Flying With Five Dollar Frank in the New River Gorge
By Ashley Thomas The New River Gorge Bridge is an amazing structure. It's impressive from any angle, but one man had a bird’s eye view of it for a lot of years and shared it with anyone willing to hop in his plane. Yes, I'm talking about Frank Thomas, known to most in these parts simply as “Five Dollar Frank.”
Frank’s moniker came from the $5 airplane rides he offered from the Fayette Airport for over 60 years. His passion for flying was unequaled, and it was rumored he had more logged flight hours than any pilot in the US. This isn’t hard to believe, as Frank was always up flying before the sun and he flew until he almost couldn't see to land.
It’s hard to imagine just how many people took his 15-minute flight over the New River Gorge, but a quick, modest calculation says it’s probably well over 200,000. He even taught over 1,000 people to fly. I got to fly with him more than 20 times.

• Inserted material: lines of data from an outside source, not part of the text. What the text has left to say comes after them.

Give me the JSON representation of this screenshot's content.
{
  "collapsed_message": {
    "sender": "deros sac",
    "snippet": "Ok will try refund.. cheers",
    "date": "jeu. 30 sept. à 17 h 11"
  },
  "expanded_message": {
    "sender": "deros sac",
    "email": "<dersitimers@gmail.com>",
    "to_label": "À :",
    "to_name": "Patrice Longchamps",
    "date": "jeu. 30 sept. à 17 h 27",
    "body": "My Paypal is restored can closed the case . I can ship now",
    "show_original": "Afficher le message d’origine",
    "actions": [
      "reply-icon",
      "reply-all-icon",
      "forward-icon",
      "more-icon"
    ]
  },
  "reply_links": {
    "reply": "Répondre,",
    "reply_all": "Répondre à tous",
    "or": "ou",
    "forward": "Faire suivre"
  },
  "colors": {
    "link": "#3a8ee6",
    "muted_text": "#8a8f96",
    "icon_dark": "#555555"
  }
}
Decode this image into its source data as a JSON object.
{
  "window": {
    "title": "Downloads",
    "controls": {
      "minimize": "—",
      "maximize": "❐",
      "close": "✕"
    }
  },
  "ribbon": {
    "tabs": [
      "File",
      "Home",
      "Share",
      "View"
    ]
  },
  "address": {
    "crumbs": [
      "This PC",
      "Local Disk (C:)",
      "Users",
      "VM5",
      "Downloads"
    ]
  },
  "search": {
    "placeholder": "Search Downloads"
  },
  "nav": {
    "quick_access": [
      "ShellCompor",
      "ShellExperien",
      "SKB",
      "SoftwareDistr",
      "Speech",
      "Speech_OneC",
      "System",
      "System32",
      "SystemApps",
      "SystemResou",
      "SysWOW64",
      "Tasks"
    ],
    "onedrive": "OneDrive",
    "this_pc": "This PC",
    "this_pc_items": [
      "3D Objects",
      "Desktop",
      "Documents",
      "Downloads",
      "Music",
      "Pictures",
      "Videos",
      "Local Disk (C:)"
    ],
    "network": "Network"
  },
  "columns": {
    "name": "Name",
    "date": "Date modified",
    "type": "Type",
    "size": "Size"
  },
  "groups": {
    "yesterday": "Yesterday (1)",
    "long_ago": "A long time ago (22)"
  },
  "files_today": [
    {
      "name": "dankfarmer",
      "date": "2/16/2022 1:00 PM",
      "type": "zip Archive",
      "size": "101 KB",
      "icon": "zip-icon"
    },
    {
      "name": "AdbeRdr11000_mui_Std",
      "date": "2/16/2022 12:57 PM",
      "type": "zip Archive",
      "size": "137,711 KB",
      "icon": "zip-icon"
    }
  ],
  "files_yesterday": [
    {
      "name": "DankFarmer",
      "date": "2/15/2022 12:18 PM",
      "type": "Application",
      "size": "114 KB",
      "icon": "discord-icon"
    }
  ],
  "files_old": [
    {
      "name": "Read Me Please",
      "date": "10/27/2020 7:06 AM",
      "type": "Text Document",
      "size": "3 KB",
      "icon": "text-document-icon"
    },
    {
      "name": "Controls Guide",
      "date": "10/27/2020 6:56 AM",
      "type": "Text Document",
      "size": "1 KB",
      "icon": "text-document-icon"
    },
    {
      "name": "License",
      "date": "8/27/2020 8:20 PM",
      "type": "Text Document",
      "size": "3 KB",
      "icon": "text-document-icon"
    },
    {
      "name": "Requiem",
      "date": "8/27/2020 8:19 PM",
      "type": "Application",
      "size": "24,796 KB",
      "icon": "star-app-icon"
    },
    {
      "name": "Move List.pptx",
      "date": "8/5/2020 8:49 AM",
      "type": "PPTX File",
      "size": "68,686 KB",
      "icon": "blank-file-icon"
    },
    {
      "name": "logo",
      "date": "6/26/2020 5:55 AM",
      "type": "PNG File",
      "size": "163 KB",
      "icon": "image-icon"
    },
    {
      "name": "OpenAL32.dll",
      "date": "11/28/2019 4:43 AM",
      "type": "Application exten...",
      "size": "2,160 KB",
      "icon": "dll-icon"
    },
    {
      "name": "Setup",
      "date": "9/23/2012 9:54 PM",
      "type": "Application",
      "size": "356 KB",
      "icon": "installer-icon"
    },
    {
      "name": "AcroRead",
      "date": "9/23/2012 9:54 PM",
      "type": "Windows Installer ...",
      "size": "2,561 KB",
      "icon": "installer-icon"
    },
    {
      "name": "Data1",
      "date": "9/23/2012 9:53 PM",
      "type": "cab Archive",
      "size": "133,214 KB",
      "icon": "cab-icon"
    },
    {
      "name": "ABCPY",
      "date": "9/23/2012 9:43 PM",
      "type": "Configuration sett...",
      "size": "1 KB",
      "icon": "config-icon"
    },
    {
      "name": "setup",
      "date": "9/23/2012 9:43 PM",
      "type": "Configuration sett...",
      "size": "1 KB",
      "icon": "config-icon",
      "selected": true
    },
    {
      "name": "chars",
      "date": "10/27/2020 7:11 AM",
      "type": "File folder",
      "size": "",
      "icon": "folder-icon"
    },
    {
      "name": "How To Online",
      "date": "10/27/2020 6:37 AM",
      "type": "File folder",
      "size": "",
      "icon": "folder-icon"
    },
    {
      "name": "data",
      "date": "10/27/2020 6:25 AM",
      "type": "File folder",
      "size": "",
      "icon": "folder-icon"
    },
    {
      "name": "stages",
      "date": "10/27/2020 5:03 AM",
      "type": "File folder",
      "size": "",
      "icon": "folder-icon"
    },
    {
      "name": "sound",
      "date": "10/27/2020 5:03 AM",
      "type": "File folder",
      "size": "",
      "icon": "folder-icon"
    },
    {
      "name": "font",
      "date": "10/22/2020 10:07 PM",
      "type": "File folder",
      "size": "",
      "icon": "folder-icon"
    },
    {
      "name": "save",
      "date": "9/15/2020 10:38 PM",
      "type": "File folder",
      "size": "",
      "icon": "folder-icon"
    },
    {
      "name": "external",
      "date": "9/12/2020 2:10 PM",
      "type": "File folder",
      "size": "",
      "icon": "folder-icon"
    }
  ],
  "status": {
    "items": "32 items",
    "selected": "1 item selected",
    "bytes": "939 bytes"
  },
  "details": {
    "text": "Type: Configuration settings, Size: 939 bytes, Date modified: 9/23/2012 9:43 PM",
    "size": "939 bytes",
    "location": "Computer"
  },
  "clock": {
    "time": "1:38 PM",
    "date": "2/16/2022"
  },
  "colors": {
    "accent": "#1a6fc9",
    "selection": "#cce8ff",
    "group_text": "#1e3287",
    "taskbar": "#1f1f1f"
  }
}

Just Being Frank
If you never got the chance to fly with Frank, you missed one of the most enjoyable (and at times scary), trips you could take in a Cessna 172. Even into his 70's, Frank was a true entertainer. Extremely well-versed in the classic poets, he would occasionally recite their works during the flight. He even wrote a couple poetry books himself.
You could tell from the look of Frank’s hangar that he was a practical joker. It was adorned with a makeshift coffin with a rubber snake inside and car horn attached to the lid that would sound off when opened. This was just to get your heart ready for the flight you were about to take. There was also what appeared to be an electric chair in the hangar as well. All of this was part of his show.
Once you were in the air, Frank knew he had you. From tapping on the gas gauge to pretending he could hear the plane making weird sounds, you never knew what Frank was going to do next. He had a mischievous side but was so serious when he was pulling your leg, you never knew if he was joking or not.
I remember once telling him I wanted to get a better look at the rapids. He was quick to oblige by turning the plane directly up on its side so my view was directly at the river. This wouldn't have been terribly bad if my door hadn't flown open in the process and left me hanging in the seat looking 1,500 feet straight down at the water. “Was that a good enough view for ya”, he asked as I was hanging on for dear life. I could still see a slight smile on his face when we finally landed and I shakily left the plane.
Frank spent most of his life in a plane. He took great pleasure in showing people the beauty of the Gorge and the wonder of the Bridge from high up above. And he did it just because he loved it. Frank Thomas was just like the New River Gorge Bridge: one of a kind.
What’s your Five Dollar Frank story?